This money represented the sum he had saved. He impressed upon the inspectors his ability to support his father, and the old man was admitted. The boy said his expenses were about $7.00 a week, and that he did not work for a padrone, but was an independent merchant.
Others follow different paths, and meet strange adventures. There is a man now honored in a Western State whom I shall call Karl Ritter. His older brother emigrated from the Black Forest to Wisconsin, where, laboring and living frugally, he acquired a prairie farm. At the age of eight, Karl came over with his name stitched on a square of white cloth on his breast. Kindly men cared for him till on a dreary winter day he reached Black Earth.
When the day’s work was over the station agent drove him over the dull prairie to his brother’s place, and left him at the gate. He knocked, but getting no response, pushed desperately in. An old man and older woman, with sinister vicious faces, sitting there within the little farmhouse, told him his brother had gone on a journey. After a fortnight, beaten down with terrors, Karl ran away, and tramping up country, secured a place on a farm.
Arrived at manhood, and owner of a farm of his own, he was called one day to Black Earth, to learn that the man and woman he had met the day of his arrival had murdered his brother the day before and hidden the body in the cellar.
I have heard another odd tale. Three Scandinavian immigrant boys were each left a sixty-acre prairie farm by their father. Mons was a fisherman—the more he thought the plainer he saw his duty.
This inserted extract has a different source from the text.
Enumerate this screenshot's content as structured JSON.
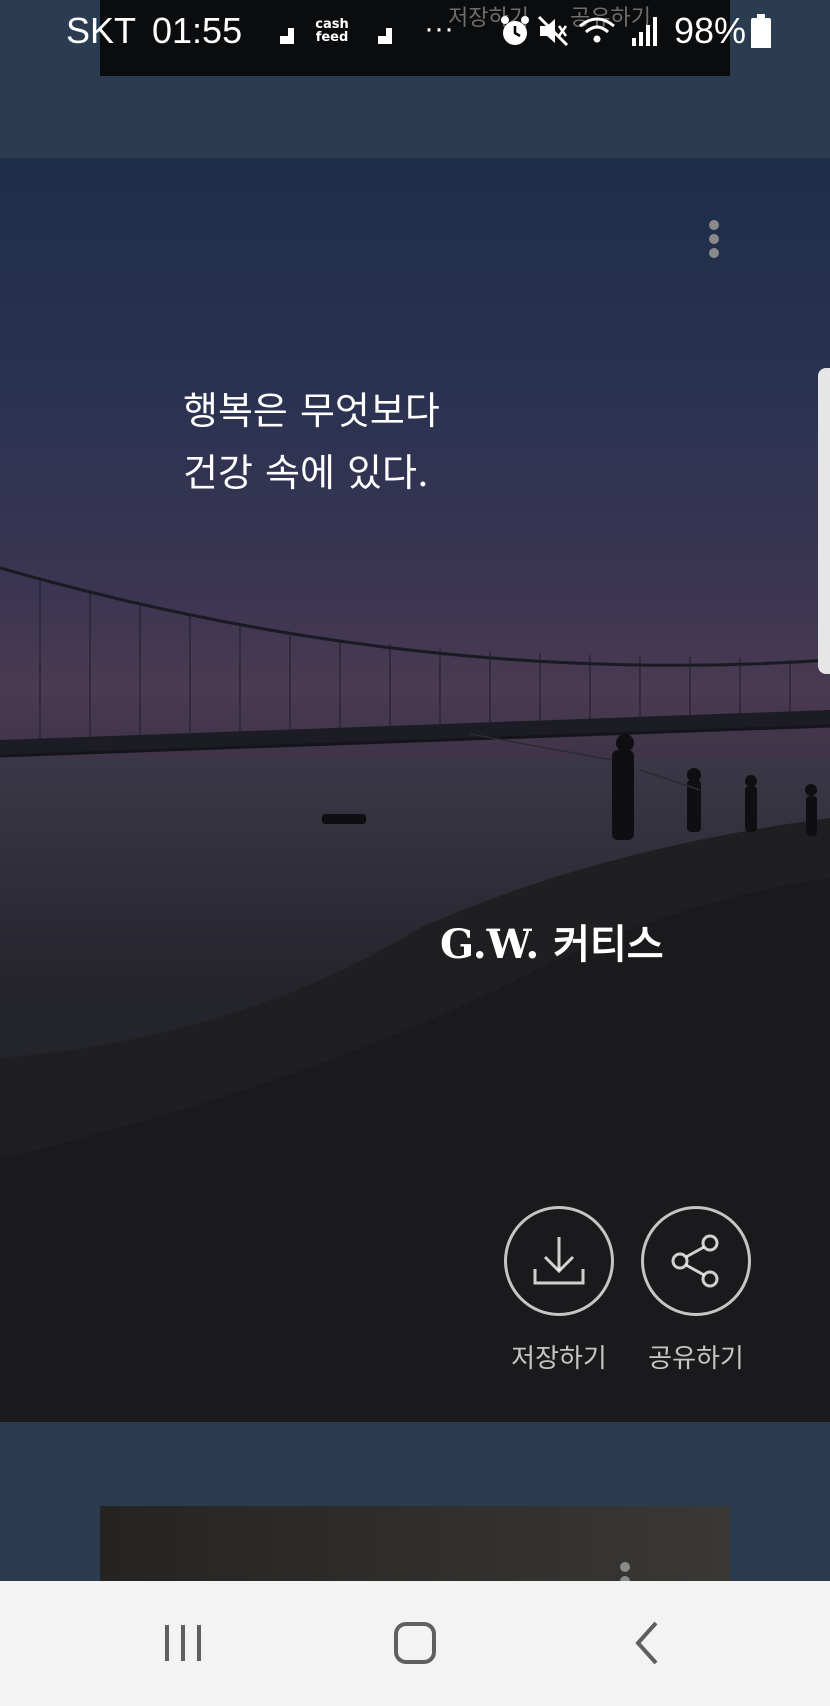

To Nils he said:
” If I give you my farm, will you support me so that I can fish ?”
Now Nils’s 120 acres have increased to several thousand, and his stock is the finest in the country. Mons fishes all day in the lake, seldom catching anything, but content with his lot.
The final destination of the hordes pouring in can be set down but roughly, though the objective point of all the new-comers is a part of their record. Of the 138,000 arrivals in May and June of this year the distribution of the largest streams flowing in from Ellis Island was as follows:—
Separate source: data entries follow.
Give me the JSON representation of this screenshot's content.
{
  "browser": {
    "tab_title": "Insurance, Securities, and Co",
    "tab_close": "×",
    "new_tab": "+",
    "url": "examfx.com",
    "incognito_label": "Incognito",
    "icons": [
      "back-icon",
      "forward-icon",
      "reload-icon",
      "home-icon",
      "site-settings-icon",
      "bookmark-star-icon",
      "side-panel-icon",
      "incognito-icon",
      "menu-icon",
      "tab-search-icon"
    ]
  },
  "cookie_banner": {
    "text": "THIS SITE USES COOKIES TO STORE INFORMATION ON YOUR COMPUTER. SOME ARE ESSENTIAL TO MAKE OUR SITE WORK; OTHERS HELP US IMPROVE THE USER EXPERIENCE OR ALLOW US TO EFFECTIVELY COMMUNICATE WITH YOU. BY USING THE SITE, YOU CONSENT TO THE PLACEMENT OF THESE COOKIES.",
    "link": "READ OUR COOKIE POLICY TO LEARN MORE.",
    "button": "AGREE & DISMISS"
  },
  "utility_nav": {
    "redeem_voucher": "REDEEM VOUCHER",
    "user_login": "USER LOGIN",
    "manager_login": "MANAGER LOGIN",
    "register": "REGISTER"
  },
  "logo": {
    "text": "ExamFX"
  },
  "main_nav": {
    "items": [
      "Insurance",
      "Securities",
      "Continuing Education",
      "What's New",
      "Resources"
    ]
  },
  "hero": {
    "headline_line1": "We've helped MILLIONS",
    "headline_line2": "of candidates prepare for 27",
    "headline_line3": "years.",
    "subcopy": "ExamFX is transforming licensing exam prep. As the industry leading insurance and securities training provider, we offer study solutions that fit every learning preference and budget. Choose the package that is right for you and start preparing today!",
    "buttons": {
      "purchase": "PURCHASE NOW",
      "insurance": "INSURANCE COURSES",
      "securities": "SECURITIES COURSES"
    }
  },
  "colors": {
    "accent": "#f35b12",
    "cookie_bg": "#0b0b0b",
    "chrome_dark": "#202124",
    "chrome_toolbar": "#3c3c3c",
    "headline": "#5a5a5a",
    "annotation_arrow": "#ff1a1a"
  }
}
New York City and State 59,786
New Jersey. 6,598
Of the Italians, not more than half come as permanent settlers. Of the 533, 245 immigrants from Italy in 1901, 281,688 according to their own declaration sought temporary employment with the intention of returning to their old homes. Of these temporary immigrants there were 20,221. They have shown no tendency to settle in “colonies,” but seek work wherever it may be had at tolerable wages.
They are unlike the Swedes, Danes and Finns, who usually go directly to Western lumber camps and farms. Even these, like many of the immigrants, retain their old home customs years after settling; and outward-bound ships in the spring are filled with two and three-year immigrants going home on visits. As soon as the coal strike had begun in Pennsylvania, thousands of the strikers went back to Europe.
Homesickness drives certain of the foreign-born residents of New York to the Battery Park sea wall in the spring. On sunny mornings the long rows of benches facing the sea are full of men and women with bright headdresses and gaily colored shawls, watching the ships come in. They chat animatedly and their manners are vivacious. Their talk is of home, of Tuscan hillsides, of the vineyards, of Cretan villages, and of the old Mediterranean cities.
At regular intervals, when the boat from Ellis Island brings its load of newly arrived immigrants to the Barge Office, there is a rush of the homesick ones to the edge of the sea wall. The peasants on the boat wave their hats or brilliant neckerchiefs, and sometimes there is a call of greeting from across the water. Those who sit on the benches do not go to the park for the clean, cool air, but to satisfy demands that are psychological.